▸ Aim of the task
Keep the wording of the records intact as you retype them, and omit every image.

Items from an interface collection
◇ ◇ ◇
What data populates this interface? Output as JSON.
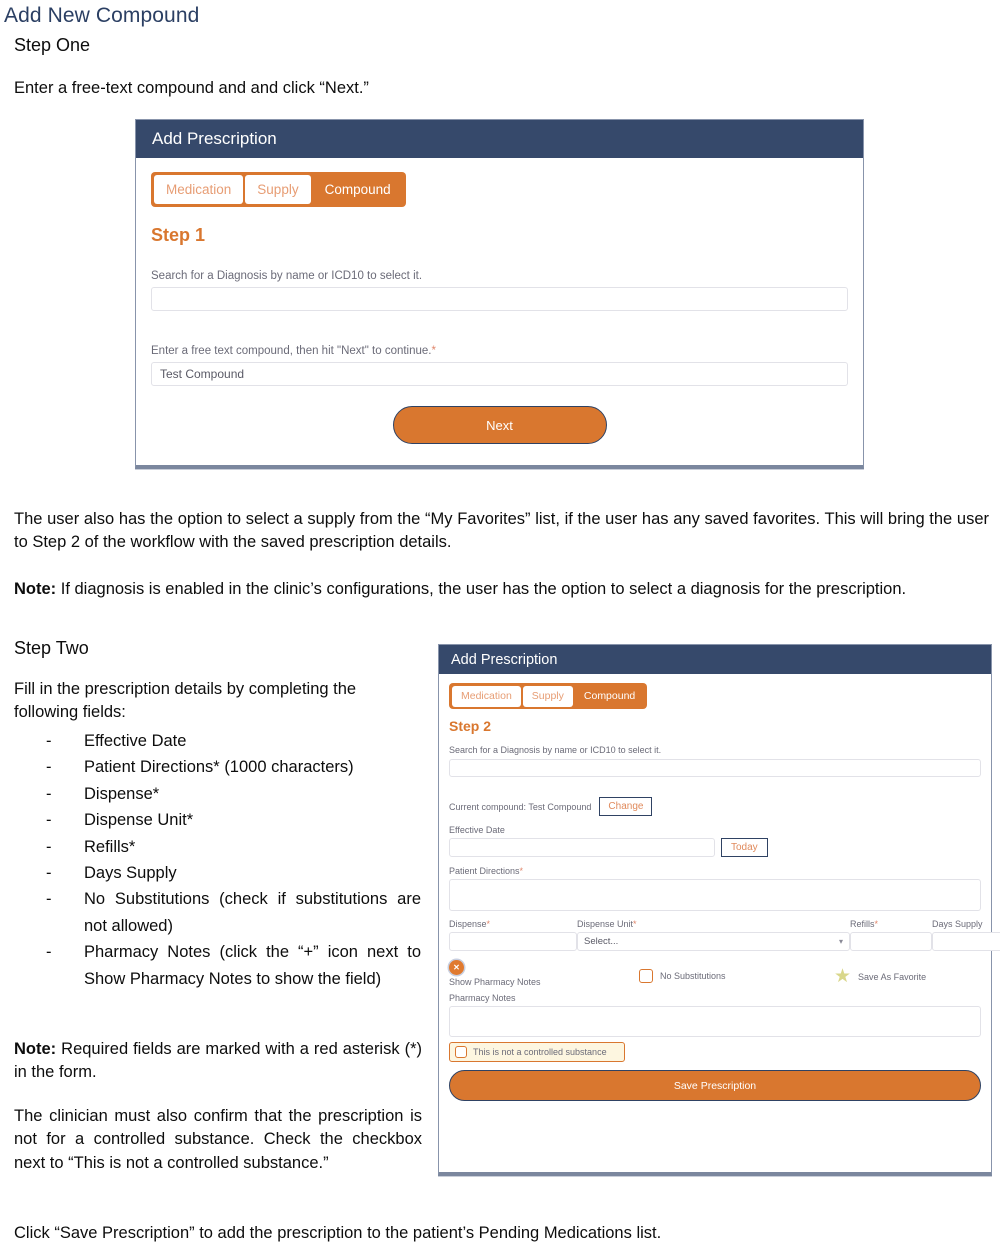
{
  "document": {
    "title": "Add New Compound",
    "step_one_heading": "Step One",
    "intro": "Enter a free-text compound and and click “Next.”",
    "favorites_paragraph": "The user also has the option to select a supply from the “My Favorites” list, if the user has any saved favorites. This will bring the user to Step 2 of the workflow with the saved prescription details.",
    "note_label": "Note:",
    "note_diagnosis": " If diagnosis is enabled in the clinic’s configurations, the user has the option to select a diagnosis for the prescription.",
    "step_two_heading": "Step Two",
    "fill_in_paragraph": "Fill in the prescription details by completing the following fields:",
    "field_bullet": "-",
    "fields": [
      "Effective Date",
      "Patient Directions* (1000 characters)",
      "Dispense*",
      "Dispense Unit*",
      "Refills*",
      "Days Supply",
      "No Substitutions (check if substitutions are not allowed)",
      "Pharmacy Notes (click the “+” icon next to Show Pharmacy Notes to show the field)"
    ],
    "note_required": " Required fields are marked with a red asterisk (*) in the form.",
    "clinician_paragraph": "The clinician must also confirm that the prescription is not for a controlled substance. Check the checkbox next to “This is not a controlled substance.”",
    "closing_paragraph": "Click “Save Prescription” to add the prescription to the patient’s Pending Medications list."
  },
  "panel_one": {
    "header_title": "Add Prescription",
    "tabs": [
      {
        "label": "Medication",
        "active": false
      },
      {
        "label": "Supply",
        "active": false
      },
      {
        "label": "Compound",
        "active": true
      }
    ],
    "step_title": "Step 1",
    "diagnosis_label": "Search for a Diagnosis by name or ICD10 to select it.",
    "diagnosis_value": "",
    "compound_label": "Enter a free text compound, then hit \"Next\" to continue.",
    "compound_required_mark": "*",
    "compound_value": "Test Compound",
    "next_button": "Next"
  },
  "panel_two": {
    "header_title": "Add Prescription",
    "tabs": [
      {
        "label": "Medication",
        "active": false
      },
      {
        "label": "Supply",
        "active": false
      },
      {
        "label": "Compound",
        "active": true
      }
    ],
    "step_title": "Step 2",
    "diagnosis_label": "Search for a Diagnosis by name or ICD10 to select it.",
    "diagnosis_value": "",
    "current_compound_label": "Current compound: Test Compound",
    "change_button": "Change",
    "effective_date_label": "Effective Date",
    "effective_date_value": "",
    "today_button": "Today",
    "patient_directions_label": "Patient Directions",
    "patient_directions_value": "",
    "dispense_label": "Dispense",
    "dispense_value": "",
    "dispense_unit_label": "Dispense Unit",
    "dispense_unit_value": "Select...",
    "refills_label": "Refills",
    "refills_value": "",
    "days_supply_label": "Days Supply",
    "days_supply_value": "",
    "required_mark": "*",
    "show_pharmacy_notes_label": "Show Pharmacy Notes",
    "toggle_icon_glyph": "✕",
    "no_substitutions_label": "No Substitutions",
    "save_as_favorite_label": "Save As Favorite",
    "star_glyph": "★",
    "pharmacy_notes_label": "Pharmacy Notes",
    "pharmacy_notes_value": "",
    "controlled_substance_label": "This is not a controlled substance",
    "save_button": "Save Prescription",
    "select_caret_glyph": "▾"
  },
  "colors": {
    "navy_header": "#36496b",
    "orange": "#d9772f",
    "title_blue": "#2b3f63",
    "cream": "#fdf6e0",
    "star": "#d9d78b"
  }
}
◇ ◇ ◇
▸ Final answer
What data populates this interface? Output as JSON.
{
  "document": {
    "title": "Add New Compound",
    "step_one_heading": "Step One",
    "intro": "Enter a free-text compound and and click “Next.”",
    "favorites_paragraph": "The user also has the option to select a supply from the “My Favorites” list, if the user has any saved favorites. This will bring the user to Step 2 of the workflow with the saved prescription details.",
    "note_label": "Note:",
    "note_diagnosis": " If diagnosis is enabled in the clinic’s configurations, the user has the option to select a diagnosis for the prescription.",
    "step_two_heading": "Step Two",
    "fill_in_paragraph": "Fill in the prescription details by completing the following fields:",
    "field_bullet": "-",
    "fields": [
      "Effective Date",
      "Patient Directions* (1000 characters)",
      "Dispense*",
      "Dispense Unit*",
      "Refills*",
      "Days Supply",
      "No Substitutions (check if substitutions are not allowed)",
      "Pharmacy Notes (click the “+” icon next to Show Pharmacy Notes to show the field)"
    ],
    "note_required": " Required fields are marked with a red asterisk (*) in the form.",
    "clinician_paragraph": "The clinician must also confirm that the prescription is not for a controlled substance. Check the checkbox next to “This is not a controlled substance.”",
    "closing_paragraph": "Click “Save Prescription” to add the prescription to the patient’s Pending Medications list."
  },
  "panel_one": {
    "header_title": "Add Prescription",
    "tabs": [
      {
        "label": "Medication",
        "active": false
      },
      {
        "label": "Supply",
        "active": false
      },
      {
        "label": "Compound",
        "active": true
      }
    ],
    "step_title": "Step 1",
    "diagnosis_label": "Search for a Diagnosis by name or ICD10 to select it.",
    "diagnosis_value": "",
    "compound_label": "Enter a free text compound, then hit \"Next\" to continue.",
    "compound_required_mark": "*",
    "compound_value": "Test Compound",
    "next_button": "Next"
  },
  "panel_two": {
    "header_title": "Add Prescription",
    "tabs": [
      {
        "label": "Medication",
        "active": false
      },
      {
        "label": "Supply",
        "active": false
      },
      {
        "label": "Compound",
        "active": true
      }
    ],
    "step_title": "Step 2",
    "diagnosis_label": "Search for a Diagnosis by name or ICD10 to select it.",
    "diagnosis_value": "",
    "current_compound_label": "Current compound: Test Compound",
    "change_button": "Change",
    "effective_date_label": "Effective Date",
    "effective_date_value": "",
    "today_button": "Today",
    "patient_directions_label": "Patient Directions",
    "patient_directions_value": "",
    "dispense_label": "Dispense",
    "dispense_value": "",
    "dispense_unit_label": "Dispense Unit",
    "dispense_unit_value": "Select...",
    "refills_label": "Refills",
    "refills_value": "",
    "days_supply_label": "Days Supply",
    "days_supply_value": "",
    "required_mark": "*",
    "show_pharmacy_notes_label": "Show Pharmacy Notes",
    "toggle_icon_glyph": "✕",
    "no_substitutions_label": "No Substitutions",
    "save_as_favorite_label": "Save As Favorite",
    "star_glyph": "★",
    "pharmacy_notes_label": "Pharmacy Notes",
    "pharmacy_notes_value": "",
    "controlled_substance_label": "This is not a controlled substance",
    "save_button": "Save Prescription",
    "select_caret_glyph": "▾"
  },
  "colors": {
    "navy_header": "#36496b",
    "orange": "#d9772f",
    "title_blue": "#2b3f63",
    "cream": "#fdf6e0",
    "star": "#d9d78b"
  }
}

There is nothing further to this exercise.